Electronic engineers from the University of Southampton are working with the tech company Mafic to develop a hard hat that uses the Internet of Things (IoT) to track construction worker movements and improve safety.
The hard hat, called Safeguard, is a wearable device that fits inside a hard hat. It uses machine learning to recognize workers' unique movement patterns while they are completing tasks and records while it is happening.
Mafic and the university recently received a grant from the £5 million SPRINT (SPace Research and Innovation Network for Technology) program to upgrade the technology.
The America's Cup Ineos Team filmed a video of how the Mafic Safeguard technology works for them:
Reducing Device Power Use
“The key objectives of this SPRINT project are reducing the power consumption of the Safeguard device, harvesting energy and optimizing the charging of the hard hat. We have a long history of working in energy harvesting, including the design and development of power management subsystems for CubeSats," says Alex Weddell, lecturer in the Southampton Smart Electronic Materials and Systems research group.
According to a press release, Mafic will collaborate with Southampton to design an energy transfer and harvesting system for extending the battery life of the device. Safeguard is a wearable device that uses a Global Navigation Satellite System (GNSS) sensor and captures location data from plant, materials and construction workers. It is aimed at enabling the real-time communication and analysis of data from remote locations to improve the productivity and industrial health of workforces.

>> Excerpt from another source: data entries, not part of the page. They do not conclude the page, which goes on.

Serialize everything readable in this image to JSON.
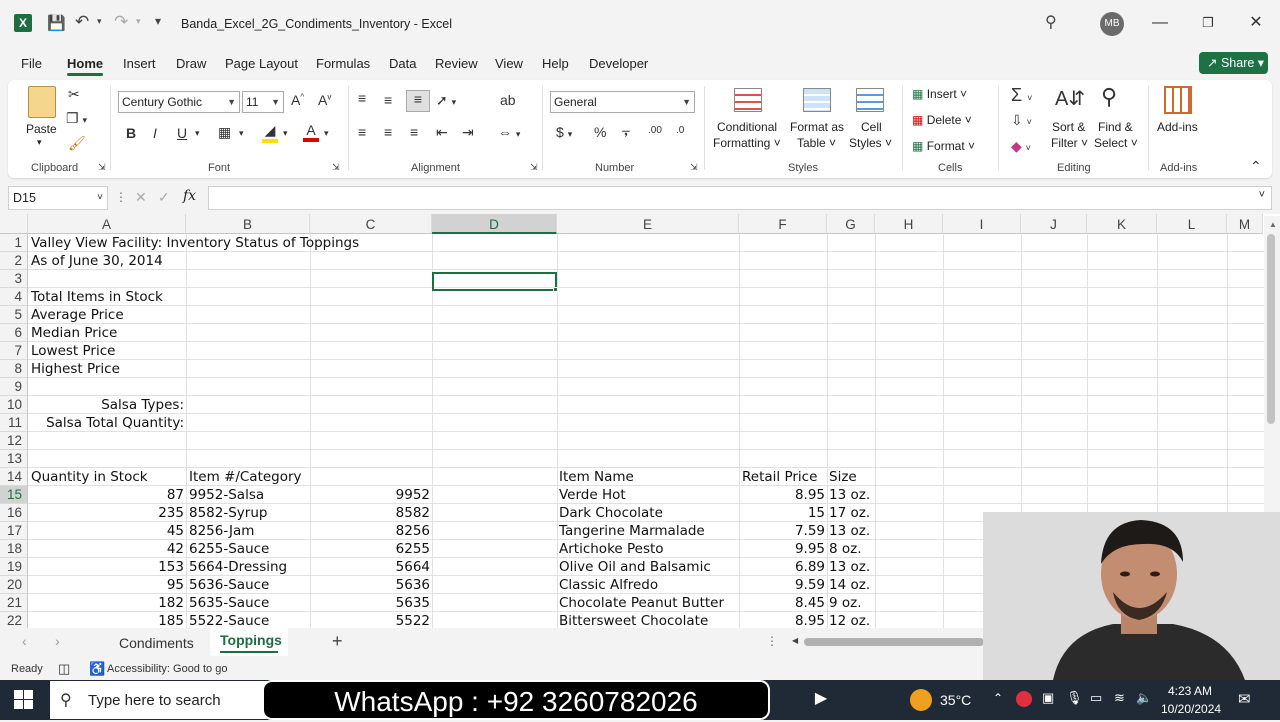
{
  "window": {
    "title": "Banda_Excel_2G_Condiments_Inventory  -  Excel",
    "user_initials": "MB"
  },
  "menu": {
    "items": [
      "File",
      "Home",
      "Insert",
      "Draw",
      "Page Layout",
      "Formulas",
      "Data",
      "Review",
      "View",
      "Help",
      "Developer"
    ],
    "share_label": "Share"
  },
  "ribbon": {
    "paste": "Paste",
    "clipboard": "Clipboard",
    "font_name": "Century Gothic",
    "font_size": "11",
    "font": "Font",
    "alignment": "Alignment",
    "number_format": "General",
    "number": "Number",
    "conditional_formatting_1": "Conditional",
    "conditional_formatting_2": "Formatting",
    "format_as_table_1": "Format as",
    "format_as_table_2": "Table",
    "cell_styles_1": "Cell",
    "cell_styles_2": "Styles",
    "styles": "Styles",
    "insert": "Insert",
    "delete": "Delete",
    "format": "Format",
    "cells": "Cells",
    "sort_filter_1": "Sort &",
    "sort_filter_2": "Filter",
    "find_select_1": "Find &",
    "find_select_2": "Select",
    "editing": "Editing",
    "addins": "Add-ins",
    "addins_group": "Add-ins"
  },
  "formula_bar": {
    "name_box": "D15",
    "fx": "fx",
    "content": ""
  },
  "columns": [
    "A",
    "B",
    "C",
    "D",
    "E",
    "F",
    "G",
    "H",
    "I",
    "J",
    "K",
    "L",
    "M"
  ],
  "rows": [
    "1",
    "2",
    "3",
    "4",
    "5",
    "6",
    "7",
    "8",
    "9",
    "10",
    "11",
    "12",
    "13",
    "14",
    "15",
    "16",
    "17",
    "18",
    "19",
    "20",
    "21",
    "22"
  ],
  "cells": {
    "A1": "Valley View Facility: Inventory Status of Toppings",
    "A2": "As of June 30, 2014",
    "A4": "Total Items in Stock",
    "A5": "Average Price",
    "A6": "Median Price",
    "A7": "Lowest Price",
    "A8": "Highest Price",
    "A10": "Salsa Types:",
    "A11": "Salsa Total Quantity:",
    "A14": "Quantity in Stock",
    "B14": "Item #/Category",
    "E14": "Item Name",
    "F14": "Retail Price",
    "G14": "Size"
  },
  "table_rows": [
    {
      "qty": "87",
      "item": "9952-Salsa",
      "num": "9952",
      "name": "Verde Hot",
      "price": "8.95",
      "size": "13 oz."
    },
    {
      "qty": "235",
      "item": "8582-Syrup",
      "num": "8582",
      "name": "Dark Chocolate",
      "price": "15",
      "size": "17 oz."
    },
    {
      "qty": "45",
      "item": "8256-Jam",
      "num": "8256",
      "name": "Tangerine Marmalade",
      "price": "7.59",
      "size": "13 oz."
    },
    {
      "qty": "42",
      "item": "6255-Sauce",
      "num": "6255",
      "name": "Artichoke Pesto",
      "price": "9.95",
      "size": "8 oz."
    },
    {
      "qty": "153",
      "item": "5664-Dressing",
      "num": "5664",
      "name": "Olive Oil and Balsamic",
      "price": "6.89",
      "size": "13 oz."
    },
    {
      "qty": "95",
      "item": "5636-Sauce",
      "num": "5636",
      "name": "Classic Alfredo",
      "price": "9.59",
      "size": "14 oz."
    },
    {
      "qty": "182",
      "item": "5635-Sauce",
      "num": "5635",
      "name": "Chocolate Peanut Butter",
      "price": "8.45",
      "size": "9 oz."
    },
    {
      "qty": "185",
      "item": "5522-Sauce",
      "num": "5522",
      "name": "Bittersweet Chocolate",
      "price": "8.95",
      "size": "12 oz."
    }
  ],
  "sheets": {
    "tab1": "Condiments",
    "tab2": "Toppings"
  },
  "status": {
    "ready": "Ready",
    "accessibility": "Accessibility: Good to go"
  },
  "taskbar": {
    "search_placeholder": "Type here to search",
    "overlay_text": "WhatsApp : +92 3260782026",
    "temperature": "35°C",
    "time": "4:23 AM",
    "date": "10/20/2024"
  }
}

The project aims to increase the range at which the Safeguard devices can be charged, reduce their power consumption, enhance the wireless power transfer rate during charging and increase the alignment tolerance when being wirelessly charged.
Precision Location Detail
Combined with location to +/-20cm and data from environmental sensors, the device provides workforce-wide insight at a level of detail that has not been possible until now, detecting when and where hazards, activity, and opportunities are across an entire workforce and workplace.
This collaboration will allow Mafic customers to be less reliant on a power source and deploy Safeguard into remote environments with minimal supporting infrastructure such as on-board commercial ships, in offshore environments, or in ‘not-spots’ or remote construction sites.
The SPRINT projects will further develop the device through implementation with workforces, on vehicles and in materials at sites including Sir Robert McAlpine and Errigal Contracts. It is also used by the America’s Cup Ineos Team UK whose Team Principle, Sir Ben Ainslie, says, “The Mafic device is a game-changer for us, it allows us to look at our working practices and make changes to that to ensure everyone is as safe as possible.”